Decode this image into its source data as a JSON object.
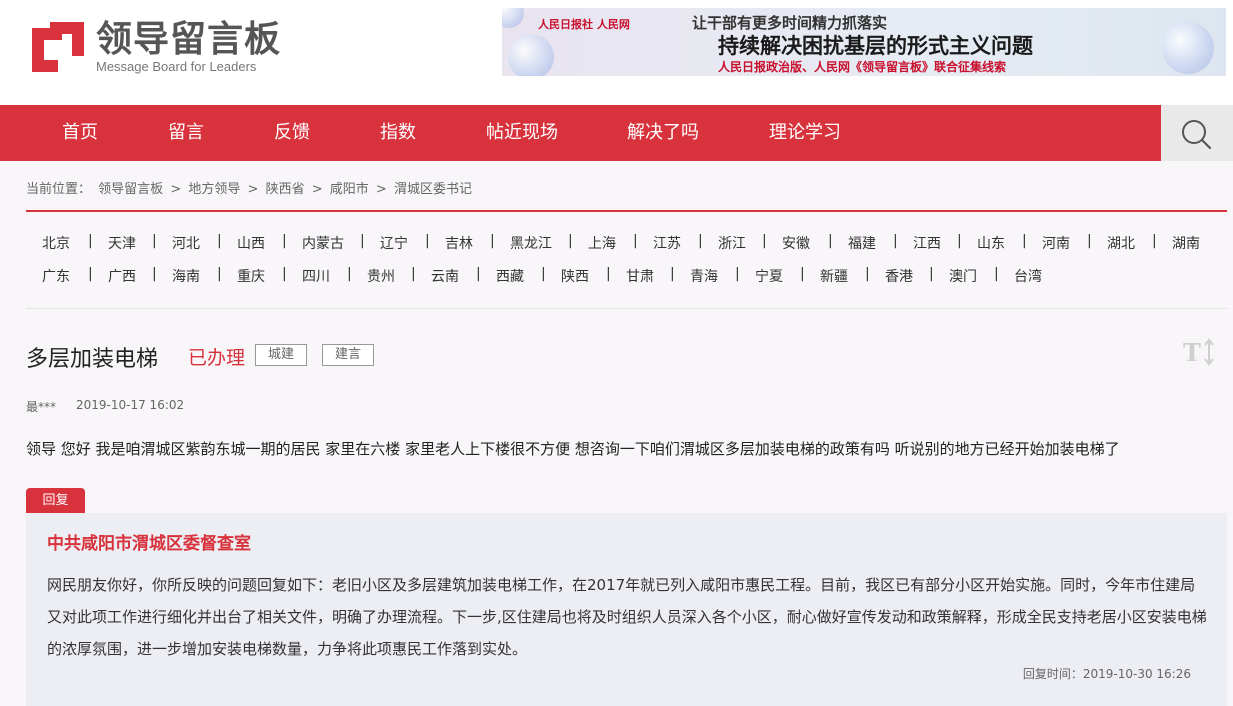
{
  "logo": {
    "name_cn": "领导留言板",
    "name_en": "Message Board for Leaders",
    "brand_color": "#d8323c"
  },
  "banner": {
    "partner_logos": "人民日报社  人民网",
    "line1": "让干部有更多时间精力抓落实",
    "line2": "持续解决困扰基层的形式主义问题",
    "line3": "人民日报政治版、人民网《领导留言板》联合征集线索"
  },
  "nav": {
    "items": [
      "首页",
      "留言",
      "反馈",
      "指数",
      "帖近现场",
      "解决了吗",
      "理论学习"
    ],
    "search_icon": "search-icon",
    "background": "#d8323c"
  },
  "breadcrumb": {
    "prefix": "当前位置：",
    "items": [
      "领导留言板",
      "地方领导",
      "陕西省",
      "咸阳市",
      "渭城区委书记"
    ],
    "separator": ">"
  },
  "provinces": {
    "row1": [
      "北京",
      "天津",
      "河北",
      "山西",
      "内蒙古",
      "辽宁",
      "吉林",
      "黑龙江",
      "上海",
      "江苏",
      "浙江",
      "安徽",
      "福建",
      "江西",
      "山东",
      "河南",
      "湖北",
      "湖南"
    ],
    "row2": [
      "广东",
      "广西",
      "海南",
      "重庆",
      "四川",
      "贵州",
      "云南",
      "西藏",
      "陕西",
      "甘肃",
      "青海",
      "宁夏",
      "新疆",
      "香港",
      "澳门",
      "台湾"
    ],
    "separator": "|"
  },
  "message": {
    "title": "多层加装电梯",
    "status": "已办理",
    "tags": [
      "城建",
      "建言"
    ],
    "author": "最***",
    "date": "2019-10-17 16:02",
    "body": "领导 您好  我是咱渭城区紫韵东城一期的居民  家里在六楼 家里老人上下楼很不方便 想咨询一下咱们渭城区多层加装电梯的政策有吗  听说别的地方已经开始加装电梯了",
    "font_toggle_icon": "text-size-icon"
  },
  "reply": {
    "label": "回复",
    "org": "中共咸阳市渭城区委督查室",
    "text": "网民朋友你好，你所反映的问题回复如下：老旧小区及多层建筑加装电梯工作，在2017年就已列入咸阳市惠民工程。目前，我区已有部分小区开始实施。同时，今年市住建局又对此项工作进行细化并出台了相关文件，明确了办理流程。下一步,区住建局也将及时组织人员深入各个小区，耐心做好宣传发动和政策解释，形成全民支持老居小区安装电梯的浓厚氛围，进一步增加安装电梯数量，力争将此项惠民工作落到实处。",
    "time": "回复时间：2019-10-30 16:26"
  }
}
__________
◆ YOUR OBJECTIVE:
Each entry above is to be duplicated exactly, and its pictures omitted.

◆ RESPONSE AREA:
Decode this image into its source data as a JSON object.
{
  "logo": {
    "name_cn": "领导留言板",
    "name_en": "Message Board for Leaders",
    "brand_color": "#d8323c"
  },
  "banner": {
    "partner_logos": "人民日报社  人民网",
    "line1": "让干部有更多时间精力抓落实",
    "line2": "持续解决困扰基层的形式主义问题",
    "line3": "人民日报政治版、人民网《领导留言板》联合征集线索"
  },
  "nav": {
    "items": [
      "首页",
      "留言",
      "反馈",
      "指数",
      "帖近现场",
      "解决了吗",
      "理论学习"
    ],
    "search_icon": "search-icon",
    "background": "#d8323c"
  },
  "breadcrumb": {
    "prefix": "当前位置：",
    "items": [
      "领导留言板",
      "地方领导",
      "陕西省",
      "咸阳市",
      "渭城区委书记"
    ],
    "separator": ">"
  },
  "provinces": {
    "row1": [
      "北京",
      "天津",
      "河北",
      "山西",
      "内蒙古",
      "辽宁",
      "吉林",
      "黑龙江",
      "上海",
      "江苏",
      "浙江",
      "安徽",
      "福建",
      "江西",
      "山东",
      "河南",
      "湖北",
      "湖南"
    ],
    "row2": [
      "广东",
      "广西",
      "海南",
      "重庆",
      "四川",
      "贵州",
      "云南",
      "西藏",
      "陕西",
      "甘肃",
      "青海",
      "宁夏",
      "新疆",
      "香港",
      "澳门",
      "台湾"
    ],
    "separator": "|"
  },
  "message": {
    "title": "多层加装电梯",
    "status": "已办理",
    "tags": [
      "城建",
      "建言"
    ],
    "author": "最***",
    "date": "2019-10-17 16:02",
    "body": "领导 您好  我是咱渭城区紫韵东城一期的居民  家里在六楼 家里老人上下楼很不方便 想咨询一下咱们渭城区多层加装电梯的政策有吗  听说别的地方已经开始加装电梯了",
    "font_toggle_icon": "text-size-icon"
  },
  "reply": {
    "label": "回复",
    "org": "中共咸阳市渭城区委督查室",
    "text": "网民朋友你好，你所反映的问题回复如下：老旧小区及多层建筑加装电梯工作，在2017年就已列入咸阳市惠民工程。目前，我区已有部分小区开始实施。同时，今年市住建局又对此项工作进行细化并出台了相关文件，明确了办理流程。下一步,区住建局也将及时组织人员深入各个小区，耐心做好宣传发动和政策解释，形成全民支持老居小区安装电梯的浓厚氛围，进一步增加安装电梯数量，力争将此项惠民工作落到实处。",
    "time": "回复时间：2019-10-30 16:26"
  }
}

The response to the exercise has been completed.